Data entries:
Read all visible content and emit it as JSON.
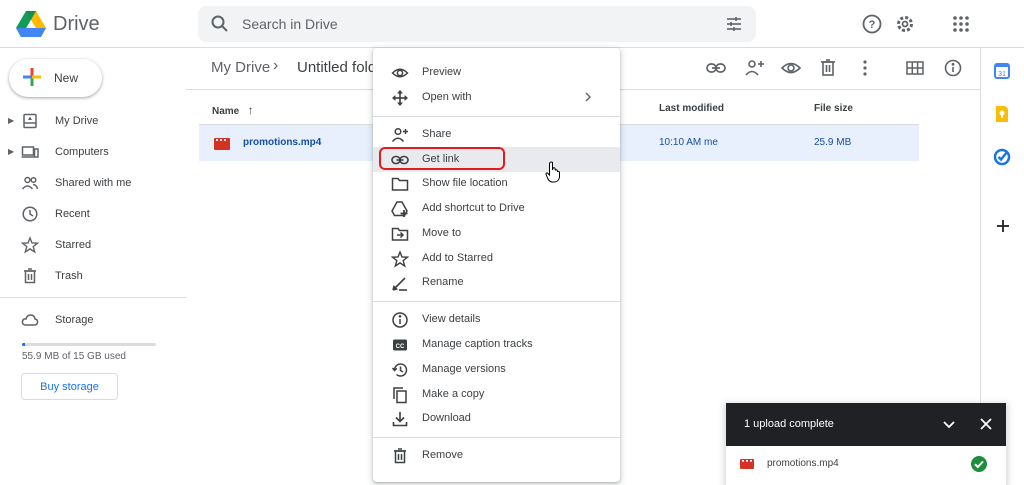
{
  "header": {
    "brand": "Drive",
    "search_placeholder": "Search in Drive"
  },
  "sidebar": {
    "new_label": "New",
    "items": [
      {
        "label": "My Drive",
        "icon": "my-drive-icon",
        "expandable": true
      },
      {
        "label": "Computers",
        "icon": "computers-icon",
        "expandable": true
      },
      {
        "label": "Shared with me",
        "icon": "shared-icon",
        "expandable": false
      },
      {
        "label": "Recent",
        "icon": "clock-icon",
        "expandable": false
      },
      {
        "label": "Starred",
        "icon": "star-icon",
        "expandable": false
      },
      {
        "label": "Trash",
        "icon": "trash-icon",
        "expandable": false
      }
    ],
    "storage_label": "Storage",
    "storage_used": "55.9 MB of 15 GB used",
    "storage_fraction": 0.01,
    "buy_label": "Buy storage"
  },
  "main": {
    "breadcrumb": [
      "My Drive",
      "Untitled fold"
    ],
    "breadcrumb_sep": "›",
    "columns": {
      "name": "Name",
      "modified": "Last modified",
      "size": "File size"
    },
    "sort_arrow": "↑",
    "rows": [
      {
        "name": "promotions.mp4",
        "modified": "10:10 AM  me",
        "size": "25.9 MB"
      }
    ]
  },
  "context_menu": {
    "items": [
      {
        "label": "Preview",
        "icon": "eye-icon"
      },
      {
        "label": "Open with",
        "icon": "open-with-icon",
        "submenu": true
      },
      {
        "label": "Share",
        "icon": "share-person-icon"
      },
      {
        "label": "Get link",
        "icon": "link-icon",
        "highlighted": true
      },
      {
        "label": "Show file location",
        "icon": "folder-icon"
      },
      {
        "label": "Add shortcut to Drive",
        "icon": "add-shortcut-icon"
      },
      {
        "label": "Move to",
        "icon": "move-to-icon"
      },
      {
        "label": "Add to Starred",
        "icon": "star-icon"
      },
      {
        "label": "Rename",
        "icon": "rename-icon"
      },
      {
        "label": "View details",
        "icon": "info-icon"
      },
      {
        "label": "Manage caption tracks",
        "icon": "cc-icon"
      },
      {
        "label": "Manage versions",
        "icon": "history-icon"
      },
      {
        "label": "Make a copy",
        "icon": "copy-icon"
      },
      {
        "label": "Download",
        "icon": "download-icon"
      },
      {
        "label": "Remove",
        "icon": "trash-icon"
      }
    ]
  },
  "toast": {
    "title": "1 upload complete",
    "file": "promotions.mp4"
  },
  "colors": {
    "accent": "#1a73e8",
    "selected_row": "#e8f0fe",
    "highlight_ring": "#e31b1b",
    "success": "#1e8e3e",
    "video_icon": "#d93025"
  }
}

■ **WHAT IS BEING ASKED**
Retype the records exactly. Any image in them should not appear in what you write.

■ **YOUR RESPONSE**
Read all visible content and emit it as JSON.
{
  "header": {
    "brand": "Drive",
    "search_placeholder": "Search in Drive"
  },
  "sidebar": {
    "new_label": "New",
    "items": [
      {
        "label": "My Drive",
        "icon": "my-drive-icon",
        "expandable": true
      },
      {
        "label": "Computers",
        "icon": "computers-icon",
        "expandable": true
      },
      {
        "label": "Shared with me",
        "icon": "shared-icon",
        "expandable": false
      },
      {
        "label": "Recent",
        "icon": "clock-icon",
        "expandable": false
      },
      {
        "label": "Starred",
        "icon": "star-icon",
        "expandable": false
      },
      {
        "label": "Trash",
        "icon": "trash-icon",
        "expandable": false
      }
    ],
    "storage_label": "Storage",
    "storage_used": "55.9 MB of 15 GB used",
    "storage_fraction": 0.01,
    "buy_label": "Buy storage"
  },
  "main": {
    "breadcrumb": [
      "My Drive",
      "Untitled fold"
    ],
    "breadcrumb_sep": "›",
    "columns": {
      "name": "Name",
      "modified": "Last modified",
      "size": "File size"
    },
    "sort_arrow": "↑",
    "rows": [
      {
        "name": "promotions.mp4",
        "modified": "10:10 AM  me",
        "size": "25.9 MB"
      }
    ]
  },
  "context_menu": {
    "items": [
      {
        "label": "Preview",
        "icon": "eye-icon"
      },
      {
        "label": "Open with",
        "icon": "open-with-icon",
        "submenu": true
      },
      {
        "label": "Share",
        "icon": "share-person-icon"
      },
      {
        "label": "Get link",
        "icon": "link-icon",
        "highlighted": true
      },
      {
        "label": "Show file location",
        "icon": "folder-icon"
      },
      {
        "label": "Add shortcut to Drive",
        "icon": "add-shortcut-icon"
      },
      {
        "label": "Move to",
        "icon": "move-to-icon"
      },
      {
        "label": "Add to Starred",
        "icon": "star-icon"
      },
      {
        "label": "Rename",
        "icon": "rename-icon"
      },
      {
        "label": "View details",
        "icon": "info-icon"
      },
      {
        "label": "Manage caption tracks",
        "icon": "cc-icon"
      },
      {
        "label": "Manage versions",
        "icon": "history-icon"
      },
      {
        "label": "Make a copy",
        "icon": "copy-icon"
      },
      {
        "label": "Download",
        "icon": "download-icon"
      },
      {
        "label": "Remove",
        "icon": "trash-icon"
      }
    ]
  },
  "toast": {
    "title": "1 upload complete",
    "file": "promotions.mp4"
  },
  "colors": {
    "accent": "#1a73e8",
    "selected_row": "#e8f0fe",
    "highlight_ring": "#e31b1b",
    "success": "#1e8e3e",
    "video_icon": "#d93025"
  }
}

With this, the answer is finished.